c. a pair of spaced, fixed guides mounted between the cover and base and formed with inner sloping edges for defining a wedge shaped space therebetween;

d. a pair of slidable aligning plates positioned in the space between the guides; said plates formed with outer sloping edges to engage the inner sloping edges of the guides;

e. an alignment pin secured to the cover and depending therefrom to engage the inner edges of the aligning plates, and

f. resilient means disposed between the aligning plates and the base for urging the aligning plates along the guide rods to yieldably hold a work piece in the aligning plates.

2. A guide as claimed in claim 1 wherein said resilient means are a pair of helical springs.

3. A guide as claimed in claim 1 wherein the lower surface of the cover and the upper surface of the base are flat and parallel to each other.

4. A guide as claimed in claim 1 wherein each of said guides is formed with an outer parallel edge and has a sloping inner edge making an angle of substantially 10 degrees with the outer edge.

5. A guide as claimed in claim 1 wherein the edge of each aligning plate is formed with an elongated step in its inner margin to receive the work piece.

6. A guide as claimed in claim 1 wherein each of the aligning plates is formed with a cut-out portion to receive the alignment pin, said cut-out portions comprising a portion of a cylindrical surface to engage the alignment pin when no work piece is in the chuck plates, and a sloping surface having the same slope as the inner surface of the guide rods.

7. A guide according to claim 1 wherein rollers are freely journaled in the periphery of each aligning plate with a portion of each roller extending into the space between the aligning plates.

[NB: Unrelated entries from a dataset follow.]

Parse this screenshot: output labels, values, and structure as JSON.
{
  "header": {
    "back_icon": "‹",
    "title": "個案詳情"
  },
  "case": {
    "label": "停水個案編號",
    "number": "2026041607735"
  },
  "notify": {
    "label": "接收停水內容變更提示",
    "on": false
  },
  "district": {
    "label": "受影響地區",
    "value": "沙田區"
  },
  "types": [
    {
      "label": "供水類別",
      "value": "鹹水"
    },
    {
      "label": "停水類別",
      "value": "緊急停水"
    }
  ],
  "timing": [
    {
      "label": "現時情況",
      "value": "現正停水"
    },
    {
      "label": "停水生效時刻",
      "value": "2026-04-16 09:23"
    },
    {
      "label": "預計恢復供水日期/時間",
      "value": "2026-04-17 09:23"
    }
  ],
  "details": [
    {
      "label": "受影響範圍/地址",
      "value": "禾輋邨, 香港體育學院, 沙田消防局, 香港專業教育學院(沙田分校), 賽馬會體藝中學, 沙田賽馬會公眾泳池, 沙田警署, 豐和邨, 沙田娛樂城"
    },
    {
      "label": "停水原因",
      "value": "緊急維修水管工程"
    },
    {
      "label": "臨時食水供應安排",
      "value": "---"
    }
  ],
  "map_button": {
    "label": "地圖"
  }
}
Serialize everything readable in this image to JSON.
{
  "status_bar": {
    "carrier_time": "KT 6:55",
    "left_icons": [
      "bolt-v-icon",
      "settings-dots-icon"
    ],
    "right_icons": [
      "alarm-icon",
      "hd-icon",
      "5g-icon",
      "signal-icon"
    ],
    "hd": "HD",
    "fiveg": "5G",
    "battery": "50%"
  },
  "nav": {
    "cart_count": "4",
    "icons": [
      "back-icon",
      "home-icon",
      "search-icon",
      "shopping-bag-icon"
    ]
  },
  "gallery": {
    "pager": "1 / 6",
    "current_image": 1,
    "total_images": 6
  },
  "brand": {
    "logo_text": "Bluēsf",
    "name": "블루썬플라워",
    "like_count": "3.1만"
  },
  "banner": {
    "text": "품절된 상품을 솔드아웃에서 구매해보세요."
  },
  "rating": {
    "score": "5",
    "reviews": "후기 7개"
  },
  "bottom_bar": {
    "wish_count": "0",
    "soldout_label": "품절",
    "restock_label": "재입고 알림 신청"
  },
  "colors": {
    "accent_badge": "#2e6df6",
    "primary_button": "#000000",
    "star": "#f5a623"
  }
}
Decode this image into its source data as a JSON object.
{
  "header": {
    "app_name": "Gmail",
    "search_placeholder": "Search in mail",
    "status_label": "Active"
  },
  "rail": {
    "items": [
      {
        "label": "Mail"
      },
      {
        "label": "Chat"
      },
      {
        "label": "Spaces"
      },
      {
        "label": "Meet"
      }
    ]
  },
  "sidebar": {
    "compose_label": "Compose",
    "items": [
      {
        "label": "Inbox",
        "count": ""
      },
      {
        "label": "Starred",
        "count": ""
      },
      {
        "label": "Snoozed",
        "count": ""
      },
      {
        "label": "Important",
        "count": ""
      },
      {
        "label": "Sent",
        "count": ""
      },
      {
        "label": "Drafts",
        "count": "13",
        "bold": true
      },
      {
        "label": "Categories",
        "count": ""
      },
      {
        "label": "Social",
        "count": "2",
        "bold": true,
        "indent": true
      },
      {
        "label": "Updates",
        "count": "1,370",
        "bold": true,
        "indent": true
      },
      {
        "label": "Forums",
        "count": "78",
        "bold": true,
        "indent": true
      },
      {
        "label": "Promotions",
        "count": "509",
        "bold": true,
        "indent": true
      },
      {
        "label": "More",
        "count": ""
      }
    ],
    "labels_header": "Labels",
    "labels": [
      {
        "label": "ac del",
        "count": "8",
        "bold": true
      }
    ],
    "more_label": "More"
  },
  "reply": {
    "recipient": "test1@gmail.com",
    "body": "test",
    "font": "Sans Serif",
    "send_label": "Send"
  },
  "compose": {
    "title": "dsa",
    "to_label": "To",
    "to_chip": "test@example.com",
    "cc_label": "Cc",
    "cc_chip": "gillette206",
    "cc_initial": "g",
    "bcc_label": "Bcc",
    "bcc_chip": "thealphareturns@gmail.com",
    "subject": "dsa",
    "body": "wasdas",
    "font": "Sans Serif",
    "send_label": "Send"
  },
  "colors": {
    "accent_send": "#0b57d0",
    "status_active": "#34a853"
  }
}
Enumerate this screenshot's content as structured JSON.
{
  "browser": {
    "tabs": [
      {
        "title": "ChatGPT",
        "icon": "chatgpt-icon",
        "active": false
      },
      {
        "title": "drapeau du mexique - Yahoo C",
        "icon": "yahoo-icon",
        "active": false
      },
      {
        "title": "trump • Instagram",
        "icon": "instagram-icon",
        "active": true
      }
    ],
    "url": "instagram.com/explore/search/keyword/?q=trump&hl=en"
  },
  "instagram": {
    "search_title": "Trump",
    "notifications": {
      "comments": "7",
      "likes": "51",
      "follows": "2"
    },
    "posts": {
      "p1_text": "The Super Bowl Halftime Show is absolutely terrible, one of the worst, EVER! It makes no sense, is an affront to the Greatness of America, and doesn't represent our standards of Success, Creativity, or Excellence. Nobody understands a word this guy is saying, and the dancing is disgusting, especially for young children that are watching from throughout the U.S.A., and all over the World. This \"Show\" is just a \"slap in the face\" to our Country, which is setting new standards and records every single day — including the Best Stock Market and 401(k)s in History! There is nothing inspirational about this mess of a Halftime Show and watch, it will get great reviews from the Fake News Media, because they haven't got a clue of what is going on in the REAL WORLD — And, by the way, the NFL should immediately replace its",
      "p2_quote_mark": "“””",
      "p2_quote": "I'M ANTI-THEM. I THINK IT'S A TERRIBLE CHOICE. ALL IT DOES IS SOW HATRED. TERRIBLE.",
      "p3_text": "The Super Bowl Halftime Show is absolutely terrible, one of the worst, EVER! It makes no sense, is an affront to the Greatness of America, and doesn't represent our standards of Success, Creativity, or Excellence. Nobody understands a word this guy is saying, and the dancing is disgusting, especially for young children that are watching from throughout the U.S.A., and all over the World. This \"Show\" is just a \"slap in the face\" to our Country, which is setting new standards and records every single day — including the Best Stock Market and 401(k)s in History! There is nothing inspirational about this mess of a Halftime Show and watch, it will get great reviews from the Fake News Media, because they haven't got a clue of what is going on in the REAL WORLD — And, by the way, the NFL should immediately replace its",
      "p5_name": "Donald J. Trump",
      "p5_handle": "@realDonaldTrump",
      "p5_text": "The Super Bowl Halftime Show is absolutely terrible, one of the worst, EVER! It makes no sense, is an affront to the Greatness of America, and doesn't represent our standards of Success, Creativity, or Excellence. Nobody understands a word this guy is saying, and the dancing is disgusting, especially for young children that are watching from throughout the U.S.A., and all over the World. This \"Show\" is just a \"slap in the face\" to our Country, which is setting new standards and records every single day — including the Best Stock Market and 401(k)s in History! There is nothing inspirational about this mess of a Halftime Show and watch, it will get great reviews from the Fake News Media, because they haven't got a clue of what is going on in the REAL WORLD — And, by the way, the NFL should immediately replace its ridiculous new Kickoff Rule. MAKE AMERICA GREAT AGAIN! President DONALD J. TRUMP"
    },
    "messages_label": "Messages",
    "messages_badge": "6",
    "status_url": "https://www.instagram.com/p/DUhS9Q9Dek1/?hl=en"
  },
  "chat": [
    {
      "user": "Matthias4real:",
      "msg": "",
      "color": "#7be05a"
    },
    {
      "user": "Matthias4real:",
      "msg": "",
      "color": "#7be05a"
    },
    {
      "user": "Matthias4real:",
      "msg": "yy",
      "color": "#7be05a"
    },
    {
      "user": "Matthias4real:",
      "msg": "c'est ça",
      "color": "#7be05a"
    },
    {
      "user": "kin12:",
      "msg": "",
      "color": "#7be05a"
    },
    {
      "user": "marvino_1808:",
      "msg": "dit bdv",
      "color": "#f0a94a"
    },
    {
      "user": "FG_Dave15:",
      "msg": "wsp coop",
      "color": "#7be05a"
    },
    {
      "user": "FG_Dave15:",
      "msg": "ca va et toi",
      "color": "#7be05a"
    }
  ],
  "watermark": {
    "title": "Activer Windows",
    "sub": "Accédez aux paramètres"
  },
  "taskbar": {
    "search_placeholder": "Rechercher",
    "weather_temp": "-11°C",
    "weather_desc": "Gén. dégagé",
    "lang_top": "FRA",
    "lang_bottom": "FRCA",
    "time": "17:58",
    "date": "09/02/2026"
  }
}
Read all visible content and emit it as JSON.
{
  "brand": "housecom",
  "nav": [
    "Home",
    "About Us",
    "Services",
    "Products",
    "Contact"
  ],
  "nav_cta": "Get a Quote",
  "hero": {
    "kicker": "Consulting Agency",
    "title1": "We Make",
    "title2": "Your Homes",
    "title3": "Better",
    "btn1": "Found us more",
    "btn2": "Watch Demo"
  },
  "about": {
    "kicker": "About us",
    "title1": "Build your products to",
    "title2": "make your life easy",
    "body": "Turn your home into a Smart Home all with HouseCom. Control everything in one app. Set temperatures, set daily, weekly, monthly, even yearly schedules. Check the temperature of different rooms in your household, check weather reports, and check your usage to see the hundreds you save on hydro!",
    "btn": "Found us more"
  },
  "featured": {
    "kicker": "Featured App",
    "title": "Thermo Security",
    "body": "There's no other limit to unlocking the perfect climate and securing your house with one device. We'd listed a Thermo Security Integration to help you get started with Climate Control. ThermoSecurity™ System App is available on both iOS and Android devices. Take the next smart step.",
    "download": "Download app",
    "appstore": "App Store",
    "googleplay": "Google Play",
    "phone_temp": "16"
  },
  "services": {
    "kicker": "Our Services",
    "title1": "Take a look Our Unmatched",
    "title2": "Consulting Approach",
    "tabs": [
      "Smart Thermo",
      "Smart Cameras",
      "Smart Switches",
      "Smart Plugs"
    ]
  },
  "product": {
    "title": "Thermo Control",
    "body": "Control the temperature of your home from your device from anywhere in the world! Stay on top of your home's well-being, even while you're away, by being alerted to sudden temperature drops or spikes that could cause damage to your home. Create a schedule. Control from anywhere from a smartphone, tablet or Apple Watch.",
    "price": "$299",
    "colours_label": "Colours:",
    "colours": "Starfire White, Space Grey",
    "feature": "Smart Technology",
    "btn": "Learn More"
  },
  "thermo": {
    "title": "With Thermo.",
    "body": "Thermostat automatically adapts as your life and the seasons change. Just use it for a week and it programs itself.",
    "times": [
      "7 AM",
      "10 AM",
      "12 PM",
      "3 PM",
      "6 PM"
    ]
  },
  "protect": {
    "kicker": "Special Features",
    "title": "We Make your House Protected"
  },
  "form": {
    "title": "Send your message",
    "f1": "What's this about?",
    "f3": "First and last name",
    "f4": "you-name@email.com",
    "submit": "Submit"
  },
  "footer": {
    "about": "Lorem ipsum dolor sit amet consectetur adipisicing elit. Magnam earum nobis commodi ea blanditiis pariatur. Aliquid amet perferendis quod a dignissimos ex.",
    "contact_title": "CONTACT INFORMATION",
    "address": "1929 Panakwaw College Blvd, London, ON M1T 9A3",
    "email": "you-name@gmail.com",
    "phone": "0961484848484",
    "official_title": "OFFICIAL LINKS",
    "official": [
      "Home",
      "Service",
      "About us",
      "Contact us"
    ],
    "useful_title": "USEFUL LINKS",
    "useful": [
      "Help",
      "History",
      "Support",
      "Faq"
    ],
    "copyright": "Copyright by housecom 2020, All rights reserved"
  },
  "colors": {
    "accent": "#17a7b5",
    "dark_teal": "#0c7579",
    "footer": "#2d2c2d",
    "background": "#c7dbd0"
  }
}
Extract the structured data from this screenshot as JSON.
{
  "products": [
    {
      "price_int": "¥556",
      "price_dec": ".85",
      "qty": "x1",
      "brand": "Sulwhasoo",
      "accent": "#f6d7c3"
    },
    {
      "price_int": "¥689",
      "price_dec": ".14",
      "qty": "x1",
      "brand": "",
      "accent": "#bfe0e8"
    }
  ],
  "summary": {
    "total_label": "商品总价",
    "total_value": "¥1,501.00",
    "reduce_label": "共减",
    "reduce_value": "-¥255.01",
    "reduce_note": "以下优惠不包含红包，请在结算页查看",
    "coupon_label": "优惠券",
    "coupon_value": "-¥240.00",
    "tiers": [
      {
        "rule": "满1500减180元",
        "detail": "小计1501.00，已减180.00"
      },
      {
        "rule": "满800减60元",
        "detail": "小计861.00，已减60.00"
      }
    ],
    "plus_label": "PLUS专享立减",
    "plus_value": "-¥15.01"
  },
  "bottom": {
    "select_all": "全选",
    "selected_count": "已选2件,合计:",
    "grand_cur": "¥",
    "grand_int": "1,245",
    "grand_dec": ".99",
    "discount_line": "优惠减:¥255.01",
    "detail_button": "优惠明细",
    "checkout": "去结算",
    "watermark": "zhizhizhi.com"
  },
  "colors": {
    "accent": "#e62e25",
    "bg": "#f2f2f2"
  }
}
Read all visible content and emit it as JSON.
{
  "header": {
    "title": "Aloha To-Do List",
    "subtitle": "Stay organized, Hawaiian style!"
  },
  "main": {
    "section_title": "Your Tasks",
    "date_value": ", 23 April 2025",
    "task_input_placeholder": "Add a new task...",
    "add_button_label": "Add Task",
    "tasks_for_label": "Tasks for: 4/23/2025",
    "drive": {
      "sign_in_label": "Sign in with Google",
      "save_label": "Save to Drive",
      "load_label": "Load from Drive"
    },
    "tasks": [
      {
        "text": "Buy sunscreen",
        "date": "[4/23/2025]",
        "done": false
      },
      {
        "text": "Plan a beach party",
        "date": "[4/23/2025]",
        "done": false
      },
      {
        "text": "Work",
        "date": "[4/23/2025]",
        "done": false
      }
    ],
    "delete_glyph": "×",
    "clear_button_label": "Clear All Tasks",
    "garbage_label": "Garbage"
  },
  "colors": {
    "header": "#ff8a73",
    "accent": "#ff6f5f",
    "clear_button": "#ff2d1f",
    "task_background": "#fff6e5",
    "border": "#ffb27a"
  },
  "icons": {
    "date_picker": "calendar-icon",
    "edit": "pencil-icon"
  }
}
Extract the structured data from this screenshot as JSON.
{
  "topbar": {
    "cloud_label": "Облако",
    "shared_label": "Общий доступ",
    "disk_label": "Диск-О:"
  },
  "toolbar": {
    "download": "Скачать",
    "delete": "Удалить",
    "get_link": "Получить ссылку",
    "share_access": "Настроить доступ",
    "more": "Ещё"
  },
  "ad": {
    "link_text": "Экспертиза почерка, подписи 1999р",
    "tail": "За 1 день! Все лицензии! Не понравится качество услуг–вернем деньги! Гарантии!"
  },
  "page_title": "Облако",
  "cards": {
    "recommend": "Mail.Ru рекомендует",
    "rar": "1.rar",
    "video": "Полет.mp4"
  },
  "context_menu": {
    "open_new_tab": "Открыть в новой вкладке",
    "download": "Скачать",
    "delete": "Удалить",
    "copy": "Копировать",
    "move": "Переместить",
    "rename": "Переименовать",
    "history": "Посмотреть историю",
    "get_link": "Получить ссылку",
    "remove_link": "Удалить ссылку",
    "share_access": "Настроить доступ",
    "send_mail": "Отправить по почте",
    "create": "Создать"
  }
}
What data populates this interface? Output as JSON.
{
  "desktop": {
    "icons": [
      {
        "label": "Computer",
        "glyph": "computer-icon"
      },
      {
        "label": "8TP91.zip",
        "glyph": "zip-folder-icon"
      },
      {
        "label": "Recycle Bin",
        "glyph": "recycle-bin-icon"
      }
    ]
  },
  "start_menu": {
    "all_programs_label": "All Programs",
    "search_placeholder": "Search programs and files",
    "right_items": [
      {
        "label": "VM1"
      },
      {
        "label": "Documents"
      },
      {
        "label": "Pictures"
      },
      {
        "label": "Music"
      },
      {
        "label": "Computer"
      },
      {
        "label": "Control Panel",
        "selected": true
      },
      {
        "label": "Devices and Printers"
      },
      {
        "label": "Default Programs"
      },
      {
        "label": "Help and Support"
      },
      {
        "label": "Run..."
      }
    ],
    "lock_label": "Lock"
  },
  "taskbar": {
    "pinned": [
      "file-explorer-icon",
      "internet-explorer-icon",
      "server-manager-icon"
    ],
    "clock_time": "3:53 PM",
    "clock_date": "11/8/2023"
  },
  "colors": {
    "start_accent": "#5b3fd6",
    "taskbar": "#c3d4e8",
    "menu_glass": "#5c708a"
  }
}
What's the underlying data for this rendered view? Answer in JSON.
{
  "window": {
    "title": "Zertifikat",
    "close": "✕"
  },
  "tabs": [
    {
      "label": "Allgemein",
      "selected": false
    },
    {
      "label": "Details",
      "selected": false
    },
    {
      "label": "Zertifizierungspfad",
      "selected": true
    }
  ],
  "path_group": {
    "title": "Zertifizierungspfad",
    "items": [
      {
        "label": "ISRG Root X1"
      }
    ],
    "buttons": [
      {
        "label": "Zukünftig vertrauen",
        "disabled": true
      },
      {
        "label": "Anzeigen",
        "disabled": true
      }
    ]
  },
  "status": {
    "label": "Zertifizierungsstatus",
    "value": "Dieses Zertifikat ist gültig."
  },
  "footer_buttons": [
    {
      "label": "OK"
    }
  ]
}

Patent Citations
Cited PatentFiling datePublication dateApplicantTitle
US1735288 *Jun 13, 1927Nov 12, 1929Interstate Iron And Steel CompStrip-feeding machine
US2657933 *Mar 29, 1951Nov 3, 1953Arthur StuebnerStock pusher
US3692223 *Dec 18, 1970Sep 19, 1972Anaconda American Brass CoAdjustable guide for a moving sheet
Referenced by
Citing PatentFiling datePublication dateApplicantTitle
US4465216 *Sep 28, 1982Aug 14, 1984Usm CorporationThermoplastic rod advance mechanism
US6274240 *Sep 17, 1998Aug 14, 2001Alconex Specialty Products, Inc.Electrically insulated magnet wire and method of making the same
US6290170 *Mar 30, 2000Sep 18, 2001Honda Giken Kogyo Kabushiki KaishaStrip guiding device
US6455806Nov 28, 2000Sep 24, 2002Rexam AbArrangement for shaping and marking a target
US6476349Jan 14, 2000Nov 5, 2002Rexam AbStrip guiding device
US6479787Jan 14, 2000Nov 12, 2002Rexam AbLaser unit and method for engraving articles to be included in cans
US6576871Nov 28, 2000Jun 10, 2003Rexam AbMethod and device for dust protection in a laser processing apparatus
US6872913Nov 28, 2000Mar 29, 2005Rexam AbMarking of articles to be included in cans
US6926456Nov 28, 2000Aug 9, 2005Rexam AbGuiding device for a marking arrangement
US6926487Oct 5, 1999Aug 9, 2005Rexam AbMethod and apparatus for manufacturing marked articles to be included in cans
EP1043086A2 *Mar 31, 2000Oct 11, 2000Honda Giken Kogyo Kabushiki KaishaStrip guiding device
EP1043086A3 *Mar 31, 2000Sep 26, 2001Honda Giken Kogyo Kabushiki KaishaStrip guiding device
EP1118398A1 *Jan 20, 2000Jul 25, 2001Plm AbGuiding device for a marking arrangement
Classifications
U.S. Classification242/615.3, 226/165, 226/167
International ClassificationB21C47/34, B21D43/02
Cooperative ClassificationB21C47/34, B21D43/023, B21C47/3416
European ClassificationB21C47/34B2, B21D43/02B4, B21C47/34